Would you please copy each line below that includes the string "sand"?
──────────────────────────────
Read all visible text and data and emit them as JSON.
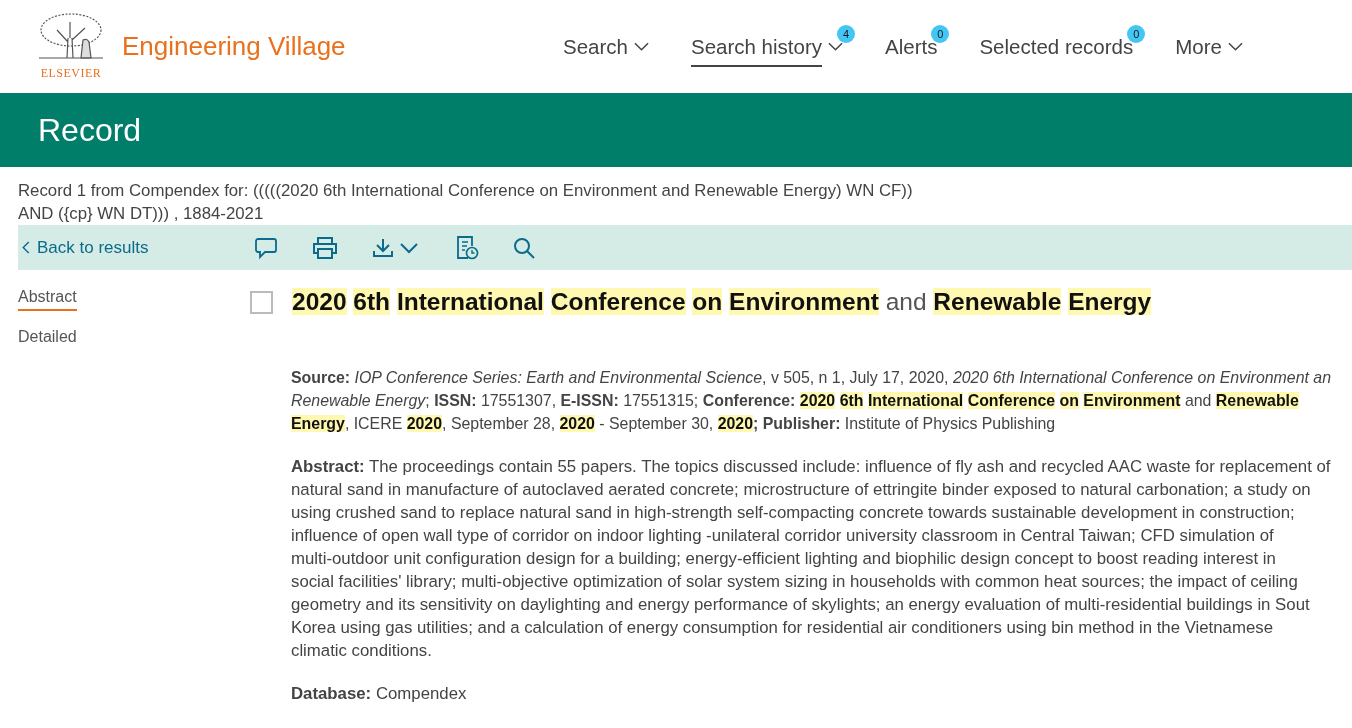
{
  "header": {
    "publisher": "ELSEVIER",
    "brand": "Engineering Village",
    "nav": [
      {
        "label": "Search",
        "has_menu": true,
        "selected": false
      },
      {
        "label": "Search history",
        "has_menu": true,
        "selected": true,
        "badge": "4"
      },
      {
        "label": "Alerts",
        "has_menu": false,
        "selected": false,
        "badge": "0"
      },
      {
        "label": "Selected records",
        "has_menu": false,
        "selected": false,
        "badge": "0"
      },
      {
        "label": "More",
        "has_menu": true,
        "selected": false
      }
    ]
  },
  "banner": {
    "title": "Record"
  },
  "query": {
    "lines": [
      "Record 1 from Compendex for: (((((2020 6th International Conference on Environment and Renewable Energy) WN CF))",
      "AND ({cp} WN DT))) , 1884-2021"
    ]
  },
  "toolbar": {
    "back_link": "Back to results",
    "tools": [
      {
        "kind": "comment"
      },
      {
        "kind": "print"
      },
      {
        "kind": "download"
      },
      {
        "kind": "history"
      },
      {
        "kind": "search"
      }
    ]
  },
  "side_tabs": [
    {
      "label": "Abstract",
      "selected": true
    },
    {
      "label": "Detailed",
      "selected": false
    }
  ],
  "record": {
    "checked": false,
    "title": [
      {
        "text": "2020",
        "highlighted": true
      },
      {
        "text": "6th",
        "highlighted": true
      },
      {
        "text": "International",
        "highlighted": true
      },
      {
        "text": "Conference",
        "highlighted": true
      },
      {
        "text": "on",
        "highlighted": true
      },
      {
        "text": "Environment",
        "highlighted": true
      },
      {
        "text": "and",
        "highlighted": false
      },
      {
        "text": "Renewable",
        "highlighted": true
      },
      {
        "text": "Energy",
        "highlighted": true
      }
    ],
    "source_lines": [
      [
        {
          "kind": "label",
          "text": "Source: "
        },
        {
          "kind": "italic",
          "text": "IOP Conference Series: Earth and Environmental Science"
        },
        {
          "kind": "plain",
          "text": ", v 505, n 1, July 17, 2020, "
        },
        {
          "kind": "italic",
          "text": "2020 6th International Conference on Environment an"
        }
      ],
      [
        {
          "kind": "italic",
          "text": "Renewable Energy"
        },
        {
          "kind": "plain",
          "text": ";  "
        },
        {
          "kind": "label",
          "text": "ISSN:"
        },
        {
          "kind": "plain",
          "text": " 17551307,  "
        },
        {
          "kind": "label",
          "text": "E-ISSN:"
        },
        {
          "kind": "plain",
          "text": " 17551315; "
        },
        {
          "kind": "label",
          "text": "Conference: "
        },
        {
          "kind": "hits",
          "words": [
            "2020",
            "6th",
            "International",
            "Conference",
            "on",
            "Environment"
          ]
        },
        {
          "kind": "plain",
          "text": " and "
        },
        {
          "kind": "hit",
          "text": "Renewable"
        }
      ],
      [
        {
          "kind": "hit",
          "text": "Energy"
        },
        {
          "kind": "plain",
          "text": ", ICERE "
        },
        {
          "kind": "hit",
          "text": "2020"
        },
        {
          "kind": "plain",
          "text": ", September 28, "
        },
        {
          "kind": "hit",
          "text": "2020"
        },
        {
          "kind": "plain",
          "text": " - September 30, "
        },
        {
          "kind": "hit",
          "text": "2020"
        },
        {
          "kind": "label",
          "text": "; Publisher:"
        },
        {
          "kind": "plain",
          "text": " Institute of Physics Publishing"
        }
      ]
    ],
    "abstract": {
      "label": "Abstract:",
      "lines": [
        "The proceedings contain 55 papers. The topics discussed include: influence of fly ash and recycled AAC waste for replacement of",
        "natural sand in manufacture of autoclaved aerated concrete; microstructure of ettringite binder exposed to natural carbonation; a study on",
        "using crushed sand to replace natural sand in high-strength self-compacting concrete towards sustainable development in construction;",
        "influence of open wall type of corridor on indoor lighting -unilateral corridor university classroom in Central Taiwan; CFD simulation of",
        "multi-outdoor unit configuration design for a building; energy-efficient lighting and biophilic design concept to boost reading interest in",
        "social facilities' library; multi-objective optimization of solar system sizing in households with common heat sources; the impact of ceiling",
        "geometry and its sensitivity on daylighting and energy performance of skylights; an energy evaluation of multi-residential buildings in Sout",
        "Korea using gas utilities; and a calculation of energy consumption for residential air conditioners using bin method in the Vietnamese",
        "climatic conditions."
      ]
    },
    "database": {
      "label": "Database:",
      "value": "Compendex"
    }
  }
}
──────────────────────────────
Answer section:
        "natural sand in manufacture of autoclaved aerated concrete; microstructure of ettringite binder exposed to natural carbonation; a study on",
        "using crushed sand to replace natural sand in high-strength self-compacting concrete towards sustainable development in construction;",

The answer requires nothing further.